There is eq for reference equals, equal for testing equality of values, and equal-including-properties, which also accounts for text properties.

Variables and Standard Types

'thing is a variable

Variables are (mostly) untyped, but values are typed. This is dynamic type.

There are type predicates for checking types, like symbolp, listp and so on.

  • Integer (signed, width depends on machine)
  • floating-point (signed double)
  • character - prepend with ? in source code, e.g. '?Q'.
    • may need escaping with '\'
    • ?\UNNNN for a unicode character
    • ?\C-g or ?\g represents ctrl + g
    • ?\M-g represents alt + g (actually meta, but whatever)
    • ?§-g represents shift + g
    • You can combine the modifiers ?\C-M-S-g
  • string is an array of characters
    • it can hold ASCII control characters, but not other control characters (C-char)
  • symbol is a type of interned string used to name things
    • distinct upper and lower case
    • keyword is a symbol starting with :
    • empty string symbol prints as ##
  • linked lists made of cons cells
    • empty list () is always equal to nil
    • an atom is anything other than a cons cell
    • car means first and cdr means rest (really pointer to rest)
    • you can represent cons as (a . b), which can be useful if b is not itself list
  • association lists or alist is a list of lists with keys and values
    • ((key1 value1) (key2 value2))
  • arrays (fixed-length, one-dimensional)
    • char tables are indexed by character
    • A vector can contain mixed types
    • a bool vector contains true or nil
  • hash tables are faster than alists

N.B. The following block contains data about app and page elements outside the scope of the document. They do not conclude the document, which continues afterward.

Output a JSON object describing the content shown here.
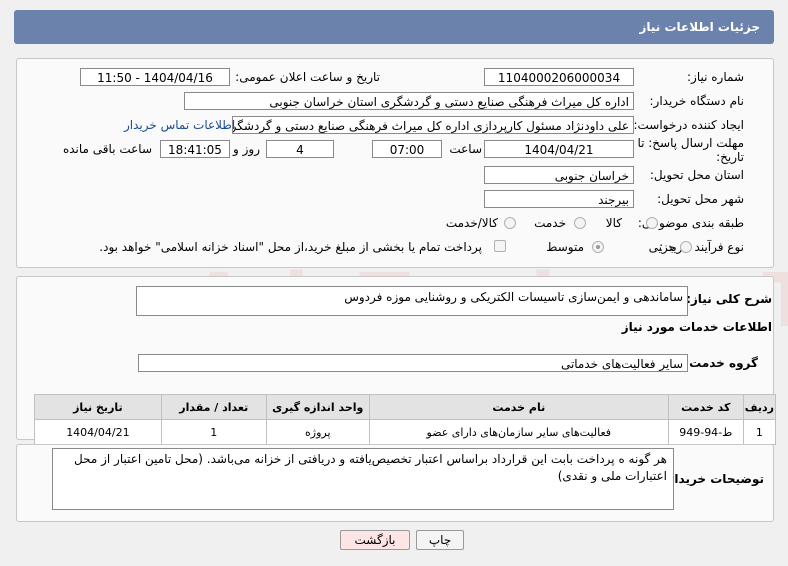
{
  "header": {
    "title": "جزئیات اطلاعات نیاز"
  },
  "form": {
    "need_number_label": "شماره نیاز:",
    "need_number": "1104000206000034",
    "announce_label": "تاریخ و ساعت اعلان عمومی:",
    "announce_value": "1404/04/16 - 11:50",
    "buyer_org_label": "نام دستگاه خریدار:",
    "buyer_org": "اداره کل میراث فرهنگی  صنایع دستی و گردشگری استان خراسان جنوبی",
    "creator_label": "ایجاد کننده درخواست:",
    "creator": "علی داودنژاد مسئول کارپردازی اداره کل میراث فرهنگی  صنایع دستی و گردشگری استان خراسان جنوبی",
    "contact_link": "اطلاعات تماس خریدار",
    "deadline_label_1": "مهلت ارسال پاسخ: تا",
    "deadline_label_2": "تاریخ:",
    "deadline_date": "1404/04/21",
    "time_label": "ساعت",
    "deadline_time": "07:00",
    "days_value": "4",
    "days_label": "روز و",
    "remaining_time": "18:41:05",
    "remaining_label": "ساعت باقی مانده",
    "province_label": "استان محل تحویل:",
    "province": "خراسان جنوبی",
    "city_label": "شهر محل تحویل:",
    "city": "بیرجند",
    "category_label": "طبقه بندی موضوعی:",
    "category_options": [
      "کالا",
      "خدمت",
      "کالا/خدمت"
    ],
    "process_label": "نوع فرآیند خرید :",
    "process_options": [
      "جزیی",
      "متوسط"
    ],
    "payment_note": "پرداخت تمام یا بخشی از مبلغ خرید،از محل \"اسناد خزانه اسلامی\" خواهد بود."
  },
  "summary": {
    "label": "شرح کلی نیاز:",
    "value": "ساماندهی و ایمن‌سازی تاسیسات الکتریکی و روشنایی موزه فردوس"
  },
  "services": {
    "section_title": "اطلاعات خدمات مورد نیاز",
    "group_label": "گروه خدمت:",
    "group_value": "سایر فعالیت‌های خدماتی",
    "columns": [
      "ردیف",
      "کد خدمت",
      "نام خدمت",
      "واحد اندازه گیری",
      "تعداد / مقدار",
      "تاریخ نیاز"
    ],
    "rows": [
      [
        "1",
        "ط-94-949",
        "فعالیت‌های سایر سازمان‌های دارای عضو",
        "پروژه",
        "1",
        "1404/04/21"
      ]
    ]
  },
  "buyer_notes": {
    "label": "توضیحات خریدار:",
    "value": "هر گونه ه پرداخت بابت این قرارداد براساس اعتبار تخصیص‌یافته و دریافتی از خزانه می‌باشد. (محل تامین اعتبار از محل اعتبارات ملی و نقدی)"
  },
  "buttons": {
    "print": "چاپ",
    "back": "بازگشت"
  },
  "watermark": "AriaTender.neT",
  "colors": {
    "header_bg": "#6b82ad",
    "back_button_bg": "#fde5e5",
    "link": "#1a4a9a"
  }
}
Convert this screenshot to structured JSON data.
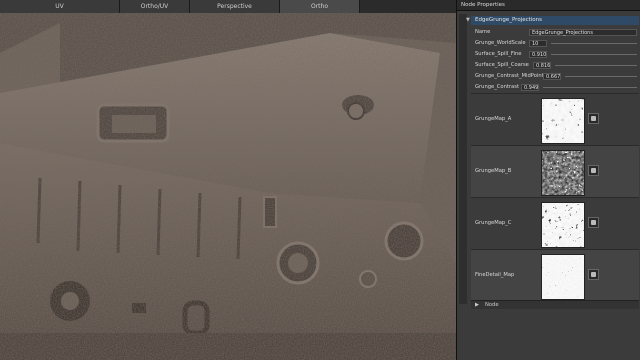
{
  "viewport": {
    "tabs": [
      {
        "label": "UV",
        "active": false
      },
      {
        "label": "Ortho/UV",
        "active": false
      },
      {
        "label": "Perspective",
        "active": false
      },
      {
        "label": "Ortho",
        "active": true
      }
    ]
  },
  "panel": {
    "title": "Node Properties",
    "section": "EdgeGrunge_Projections",
    "properties": [
      {
        "label": "Name",
        "value": "EdgeGrunge_Projections"
      },
      {
        "label": "Grunge_WorldScale",
        "value": "10"
      },
      {
        "label": "Surface_Spill_Fine",
        "value": "0.910"
      },
      {
        "label": "Surface_Spill_Coarse",
        "value": "0.816"
      },
      {
        "label": "Grunge_Contrast_MidPoint",
        "value": "0.667"
      },
      {
        "label": "Grunge_Contrast",
        "value": "0.949"
      }
    ],
    "maps": [
      {
        "label": "GrungeMap_A"
      },
      {
        "label": "GrungeMap_B"
      },
      {
        "label": "GrungeMap_C"
      },
      {
        "label": "FineDetail_Map"
      }
    ],
    "footer": "Node"
  },
  "colors": {
    "section_header": "#2f4a66",
    "panel_bg": "#3b3b3b",
    "surface_grunge": "#6b625b"
  }
}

Arrays and lists both fit into the sequence abstraction.

Elisp doesn't expose pointers.


  • isnan
  • frexp breaks down a floating point number into significand and exponent. X = S * 2**E.
  • natnump or wholenump is the natural number predicate
  • zerop
  • use = to compare numbers, since sometimes floating point and integer should be equal

Write NaN as 0.0e+NaN and infinity as 1.0e+INF or -1.0e+INF.

There aren't any builtin bigints.

There are separate rounding functions for returning an integer or a floating point number.


A function is a list.

If it isn't compiled, the first item in the list is the symbol lambda

You can call functions with funcall and apply.

Primitive Functions

These are C functions.

Don't redefine them, it'll end badly.

Use (symbol-function 'builtin-function) to get a handle to them.

Use (subrp (symbol-functuin 'builtin-function)) to test if a function is primitive.

Byte Code

Compiling a function makes a byte-code function.

They look like #[some stuff] in the output.


A list which starts with autoload will go and get the function from a file on demand.

Use autoload to make these.


Don't evaluate their arguments.

They are a list with the symbol macro at the front.

They return a function.

Make them with defmacro.

Editing Types

These are special types for Emacs, which aren't in normal LISPs.

Buffers are string-like with nice editing properties and some extra bits:

  • syntax table
  • keymap
  • local variables
  • overlays apply a property list to a range of the buffer
  • text properties

Indirect buffers are a view onto some other buffer.


Windows, one of which is the selected window. Windows are grouped into frames, which are grouped into terminals.

A frame also has a window configuration to describe the layout of windows inside it.

There is one frame configuration, which is a list beginning with the word frame-configuration. It describes all the window configurations for everything.

Processes are objects which describe actual subprocesses made by Emacs.

Streams are a source or sink of characters. Nil used as a stream means either standard-input or standard-output. t used as a stream means the minibuffer.

Fonts. There are also font specs and font entities.

Reading Types with Cycles

#1= assigns the thing after = to be 1.

#1# uses 12

This is also useful is you want to reuse exactly the same object in two places, instead of two different-but-equal objects.

Text Properties

You can write text properties inside strings to tag them with display information.

This can happen automatically.


Has lexical scope per-file.

lexical-binding variable controls this.